Pope Francis on Friday called on Uganda’s government to demonstrate “responsible” leadership in the conflict-prone country.
Addressing officials, including President Yoweri Museveni, the pontiff said God had blessed Uganda with numerous resources, and for that reason “your task is to prove yourself as responsible managers.”
Museveni has ruled Uganda since the 1980s, and has come under fire for his increasingly autocratic tendencies, including, most recently, a crackdown on non-governmental organizations (NGOs). Critics allege that a new law, passed in a late-night sitting on the eve of the pope’s arrival, gives the government unprecedented powers to shut down NGOs and jail their members.
The pope struck a similar chord in Kenya, the first country he visited in Africa, where he also railed against corruption.
A hero’s welcome
Pope Francis was received by Museveni, as well as other government officials and church leaders, earlier on Friday.
A brass band, choir singers, dancers and a military salute were all part of the spectacle as the Argentinian pontiff, born Jorge Mario Bergoglio, walked down a red carpet laid out for him at Entebbe International Airport.
He didn’t have only criticism for the country, and praised Uganda for its handling of refugees. According to the UN refugee agency, Uganda hosts more than 500,000 people, many of whom are fleeing conflicts in neighboring countries like the Democratic Repulic of Congo and South Sudan.
“How we deal with them [refugees] is a test of our humanity, our respect for human dignity and above all our solidarity with our brothers and sisters in need,” Pope Francis said.
The visit to Uganda is the second leg of the pope’s three-country tour of Africa, itself the first time he has visited the continent since becoming leader of the Roman Catholic Church in 2013. He will move on to the Central African Republic next.
Honoring the dead
The pope is in Uganda to honor the memory of a group of Christians – 22 of whom were Catholic and 23 of whom were Anglicans – who were slaughtered on the orders of a local king trying to prevent the spread of Christianity between 1885 and 1887. The Catholic victims were canonized by the church in 1964.

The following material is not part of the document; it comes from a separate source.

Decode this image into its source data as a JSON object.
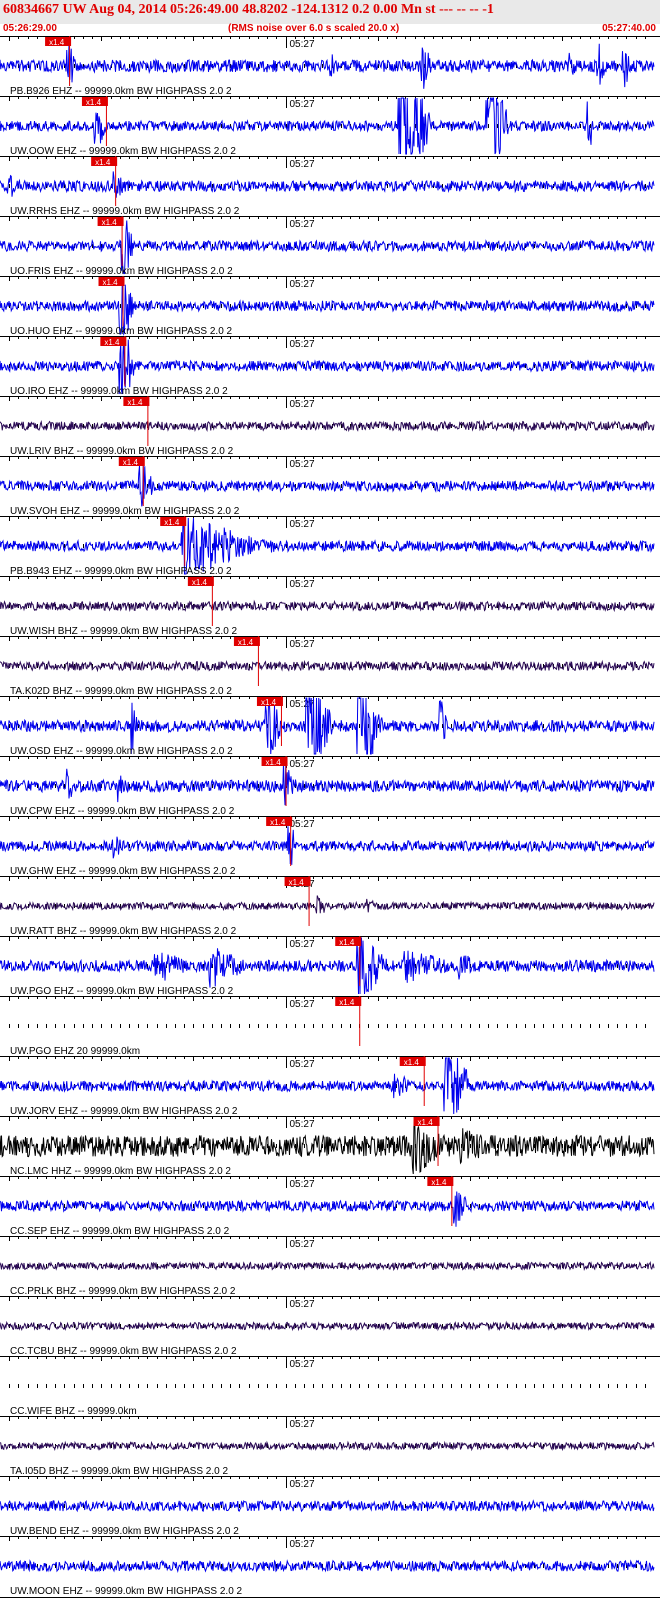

Pope Francis will attend a Saturday mass in their honor. He will then pay a visit to a shrine honoring the Anglican victims. He will depart for the Central African Republic on Sunday.
Africa is home to around 180 million Catholics, although the number is continuing to grow.